Fiona Shaba '12 has never seen Wall Street, the 1987 film depicting the dramatic world of corporate finance, but it is safe to say that the motivations underlying her interest in finance are very different from those of Gordon Gekko, the movie's ruthless corporate raider and chief antagonist.
"I've always wanted to work with numbers. I enjoy data analysis and interpreting figures,” Shaba said. “I also have a genuine intellectual interest in how markets work."
Shaba, an economics and statistics special major and international relations minor, had the opportunity to supplement the in-class training she received at Mount Holyoke with summer internships at premier financial institutions.
"My statistics, corporate finance, and econometrics courses all strengthened my existing interests in finance, and my experiences with Grameen Bank and Citigroup helped confirm that this was what I wanted to do professionally," she said.
In the summer following her first year at Mount Holyoke, Shaba worked as an intern at Grameen Bank in her native Bangladesh. The bank--a microcredit enterprise founded by Nobel Peace Prize-winner Muhammad Yunus--distributes small loans to Bangladesh's rural poor as a way of stimulating socioeconomic development and combating poverty.
"The Grameen Bank is a unique institution that doesn't have much of a resemblance to most parts of the corporate world,” Shaba said. “Nonetheless, it introduced me to finance, and the experience helped me realize that I wanted to continue exploring."
This past summer, Shaba returned to Bangladesh’s capital city, Dhaka, to work as a financial control intern for Citigroup. She put her math background to work preparing the firm's financial reports, accounting records, and balance sheets. She also had the valuable opportunity to shadow an employee from each of Citigroup's departments, allowing her to get a better sense of the range of services offered within the company.
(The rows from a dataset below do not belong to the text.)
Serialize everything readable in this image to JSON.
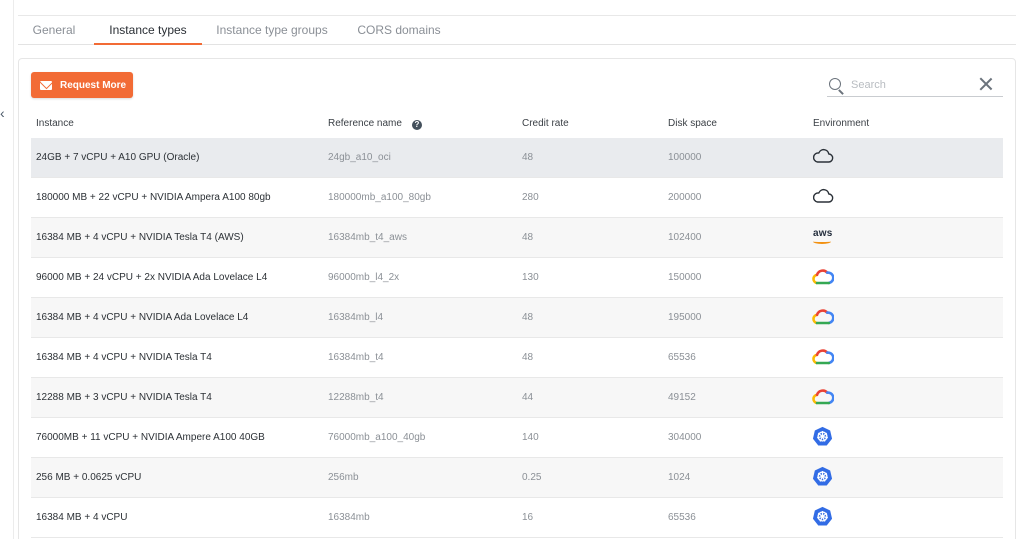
{
  "tabs": [
    {
      "label": "General"
    },
    {
      "label": "Instance types"
    },
    {
      "label": "Instance type groups"
    },
    {
      "label": "CORS domains"
    }
  ],
  "toolbar": {
    "request_label": "Request More",
    "search_placeholder": "Search"
  },
  "table": {
    "headers": {
      "instance": "Instance",
      "reference": "Reference name",
      "credit": "Credit rate",
      "disk": "Disk space",
      "environment": "Environment"
    },
    "rows": [
      {
        "instance": "24GB + 7 vCPU + A10 GPU (Oracle)",
        "reference": "24gb_a10_oci",
        "credit": "48",
        "disk": "100000",
        "env": "cloud-icon"
      },
      {
        "instance": "180000 MB + 22 vCPU + NVIDIA Ampera A100 80gb",
        "reference": "180000mb_a100_80gb",
        "credit": "280",
        "disk": "200000",
        "env": "cloud-icon"
      },
      {
        "instance": "16384 MB + 4 vCPU + NVIDIA Tesla T4 (AWS)",
        "reference": "16384mb_t4_aws",
        "credit": "48",
        "disk": "102400",
        "env": "aws-icon"
      },
      {
        "instance": "96000 MB + 24 vCPU + 2x NVIDIA Ada Lovelace L4",
        "reference": "96000mb_l4_2x",
        "credit": "130",
        "disk": "150000",
        "env": "google-cloud-icon"
      },
      {
        "instance": "16384 MB + 4 vCPU + NVIDIA Ada Lovelace L4",
        "reference": "16384mb_l4",
        "credit": "48",
        "disk": "195000",
        "env": "google-cloud-icon"
      },
      {
        "instance": "16384 MB + 4 vCPU + NVIDIA Tesla T4",
        "reference": "16384mb_t4",
        "credit": "48",
        "disk": "65536",
        "env": "google-cloud-icon"
      },
      {
        "instance": "12288 MB + 3 vCPU + NVIDIA Tesla T4",
        "reference": "12288mb_t4",
        "credit": "44",
        "disk": "49152",
        "env": "google-cloud-icon"
      },
      {
        "instance": "76000MB + 11 vCPU + NVIDIA Ampere A100 40GB",
        "reference": "76000mb_a100_40gb",
        "credit": "140",
        "disk": "304000",
        "env": "kubernetes-icon"
      },
      {
        "instance": "256 MB + 0.0625 vCPU",
        "reference": "256mb",
        "credit": "0.25",
        "disk": "1024",
        "env": "kubernetes-icon"
      },
      {
        "instance": "16384 MB + 4 vCPU",
        "reference": "16384mb",
        "credit": "16",
        "disk": "65536",
        "env": "kubernetes-icon"
      }
    ]
  },
  "colors": {
    "accent": "#f26b35",
    "gcp_blue": "#4285f4",
    "gcp_red": "#ea4335",
    "gcp_yellow": "#fbbc05",
    "gcp_green": "#34a853",
    "kubernetes": "#326ce5",
    "aws_orange": "#f29111"
  },
  "aws_logo_text": "aws"
}
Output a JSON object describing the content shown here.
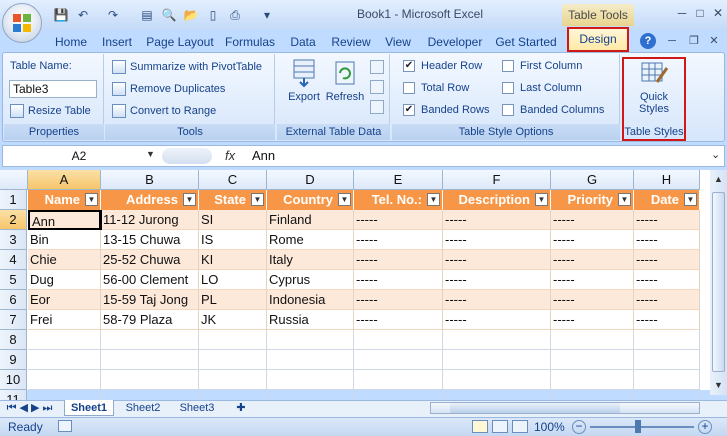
{
  "window": {
    "title": "Book1 - Microsoft Excel",
    "context_label": "Table Tools"
  },
  "tabs": [
    "Home",
    "Insert",
    "Page Layout",
    "Formulas",
    "Data",
    "Review",
    "View",
    "Developer",
    "Get Started"
  ],
  "active_tab": "Design",
  "ribbon": {
    "properties": {
      "table_name_label": "Table Name:",
      "table_name_value": "Table3",
      "resize_label": "Resize Table",
      "group_label": "Properties"
    },
    "tools": {
      "items": [
        "Summarize with PivotTable",
        "Remove Duplicates",
        "Convert to Range"
      ],
      "group_label": "Tools"
    },
    "external": {
      "export_label": "Export",
      "refresh_label": "Refresh",
      "group_label": "External Table Data"
    },
    "options": {
      "col1": [
        {
          "label": "Header Row",
          "checked": true
        },
        {
          "label": "Total Row",
          "checked": false
        },
        {
          "label": "Banded Rows",
          "checked": true
        }
      ],
      "col2": [
        {
          "label": "First Column",
          "checked": false
        },
        {
          "label": "Last Column",
          "checked": false
        },
        {
          "label": "Banded Columns",
          "checked": false
        }
      ],
      "group_label": "Table Style Options"
    },
    "styles": {
      "quick_label_1": "Quick",
      "quick_label_2": "Styles",
      "group_label": "Table Styles"
    }
  },
  "formula_bar": {
    "name_box": "A2",
    "fx": "fx",
    "content": "Ann"
  },
  "columns": [
    "A",
    "B",
    "C",
    "D",
    "E",
    "F",
    "G",
    "H"
  ],
  "rows": [
    "1",
    "2",
    "3",
    "4",
    "5",
    "6",
    "7",
    "8",
    "9",
    "10",
    "11"
  ],
  "table": {
    "headers": [
      "Name",
      "Address",
      "State",
      "Country",
      "Tel. No.:",
      "Description",
      "Priority",
      "Date"
    ],
    "data": [
      [
        "Ann",
        "11-12 Jurong",
        "SI",
        "Finland",
        "-----",
        "-----",
        "-----",
        "-----"
      ],
      [
        "Bin",
        "13-15 Chuwa",
        "IS",
        "Rome",
        "-----",
        "-----",
        "-----",
        "-----"
      ],
      [
        "Chie",
        "25-52 Chuwa",
        "KI",
        "Italy",
        "-----",
        "-----",
        "-----",
        "-----"
      ],
      [
        "Dug",
        "56-00 Clement",
        "LO",
        "Cyprus",
        "-----",
        "-----",
        "-----",
        "-----"
      ],
      [
        "Eor",
        "15-59 Taj Jong",
        "PL",
        "Indonesia",
        "-----",
        "-----",
        "-----",
        "-----"
      ],
      [
        "Frei",
        "58-79 Plaza",
        "JK",
        "Russia",
        "-----",
        "-----",
        "-----",
        "-----"
      ]
    ]
  },
  "sheets": [
    "Sheet1",
    "Sheet2",
    "Sheet3"
  ],
  "active_sheet": "Sheet1",
  "status": {
    "ready": "Ready",
    "zoom": "100%"
  },
  "colors": {
    "header_orange": "#f79646",
    "band": "#fde9d9",
    "highlight": "#d01818"
  }
}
"Shadowing professionals in the different departments gave me a really good idea of what skills were required for each of the jobs,” Shaba said. “Afterward, I realized that I wanted to work for a department that utilized a mixture of qualitative and quantitative skills. Corporate banking turned out to be one of those divisions that allowed me to work in a team and actively interact with clients, as well as exercise my math and analytical skills."
Shaba also works as a peer career assistant in the Career Development Center, where she helps students strengthen their resumes and cover letters and advises them on effective job search and interviewing techniques.
"My job at the Career Development Center has kept me informed of career-related activities on campus and motivated me to attend Woman's Day events hosted by companies like Goldman Sachs and Credit Suisse,” Shaba said. “Also, helping other students develop career-building skills has inevitably forced me to focus on my own. I've revamped my resume something like 25 times."